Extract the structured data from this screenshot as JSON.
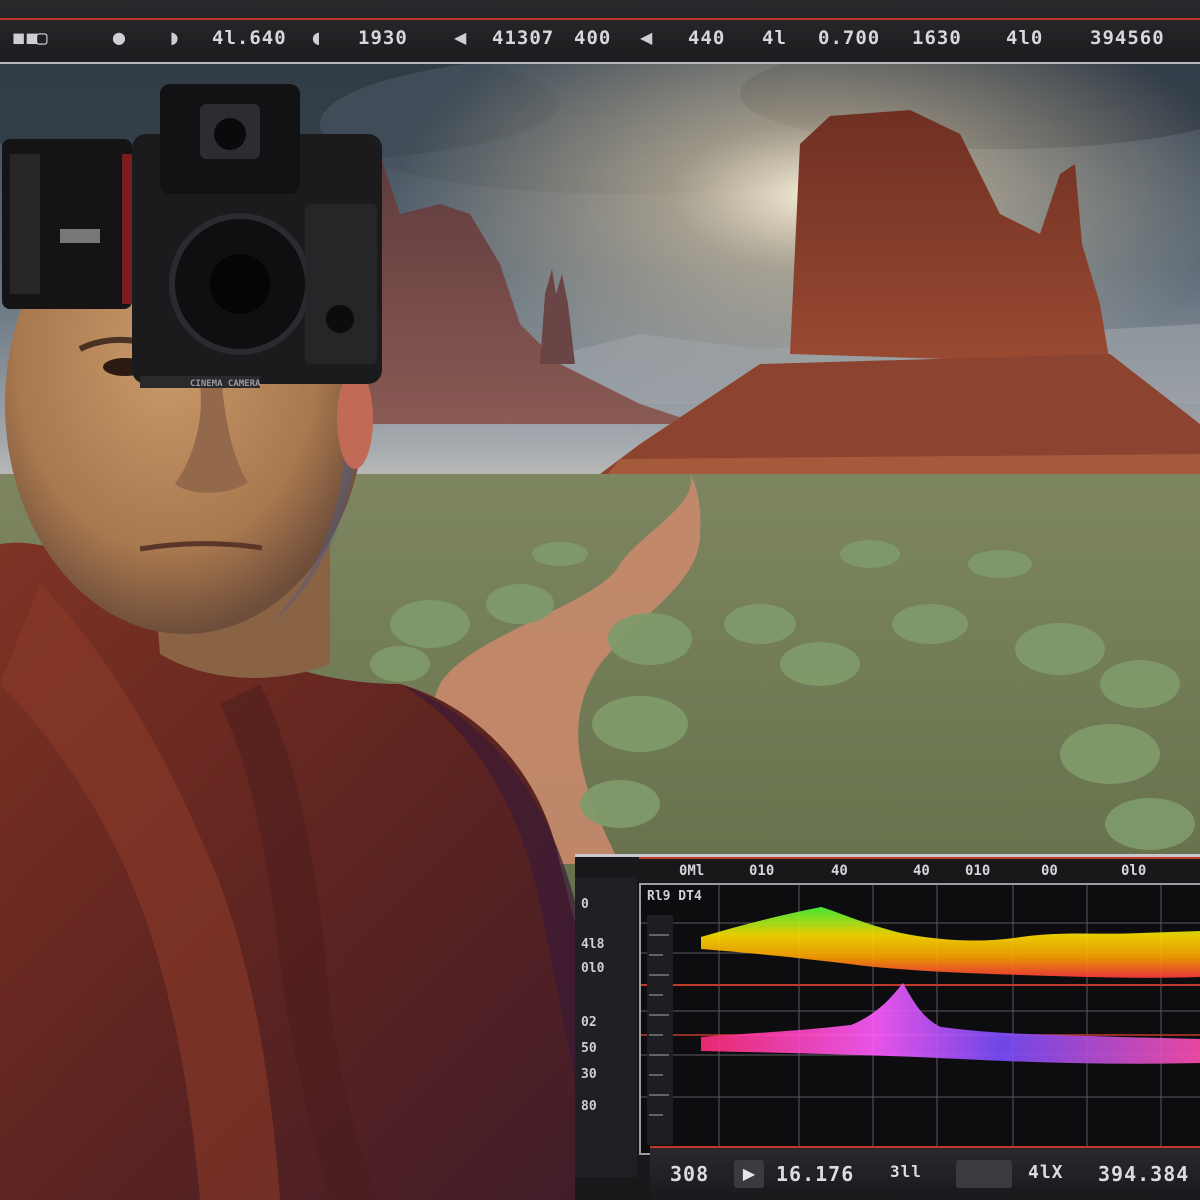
{
  "top_bar": {
    "readouts": [
      "4l.640",
      "1930",
      "41307",
      "400",
      "440",
      "4l",
      "0.700",
      "1630",
      "4l0",
      "394560"
    ],
    "glyphs": [
      "◼",
      "◗",
      "◖",
      "◀",
      "◀",
      "◀"
    ]
  },
  "camera": {
    "label": "CINEMA CAMERA"
  },
  "scope": {
    "title": "Rl9 DT4",
    "header_ticks": [
      "0Ml",
      "010",
      "40",
      "40",
      "010",
      "00",
      "0l0"
    ],
    "left_values": [
      "0",
      "4l8",
      "0l0",
      "02",
      "50",
      "30",
      "80"
    ],
    "colors": {
      "trace_top": [
        "#ff3b3b",
        "#ffa500",
        "#ffe000",
        "#4cff3a"
      ],
      "trace_bottom": [
        "#ff2d7a",
        "#ff5cff",
        "#7a4dff",
        "#3aa0ff"
      ]
    }
  },
  "bottom_bar": {
    "timecode_left": "308",
    "play_icon": "play-icon",
    "timecode_mid": "16.176",
    "label_a": "3ll",
    "label_b": "4lX",
    "timecode_right": "394.384"
  },
  "scene": {
    "sky_color": "#5d6b78",
    "rock_color": "#7a3a28",
    "robe_color": "#6d2a22"
  }
}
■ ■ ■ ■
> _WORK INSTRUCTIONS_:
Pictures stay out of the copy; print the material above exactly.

> _THE ANSWER_:
Extract the structured data from this screenshot as JSON.
{
  "top_bar": {
    "readouts": [
      "4l.640",
      "1930",
      "41307",
      "400",
      "440",
      "4l",
      "0.700",
      "1630",
      "4l0",
      "394560"
    ],
    "glyphs": [
      "◼",
      "◗",
      "◖",
      "◀",
      "◀",
      "◀"
    ]
  },
  "camera": {
    "label": "CINEMA CAMERA"
  },
  "scope": {
    "title": "Rl9 DT4",
    "header_ticks": [
      "0Ml",
      "010",
      "40",
      "40",
      "010",
      "00",
      "0l0"
    ],
    "left_values": [
      "0",
      "4l8",
      "0l0",
      "02",
      "50",
      "30",
      "80"
    ],
    "colors": {
      "trace_top": [
        "#ff3b3b",
        "#ffa500",
        "#ffe000",
        "#4cff3a"
      ],
      "trace_bottom": [
        "#ff2d7a",
        "#ff5cff",
        "#7a4dff",
        "#3aa0ff"
      ]
    }
  },
  "bottom_bar": {
    "timecode_left": "308",
    "play_icon": "play-icon",
    "timecode_mid": "16.176",
    "label_a": "3ll",
    "label_b": "4lX",
    "timecode_right": "394.384"
  },
  "scene": {
    "sky_color": "#5d6b78",
    "rock_color": "#7a3a28",
    "robe_color": "#6d2a22"
  }
}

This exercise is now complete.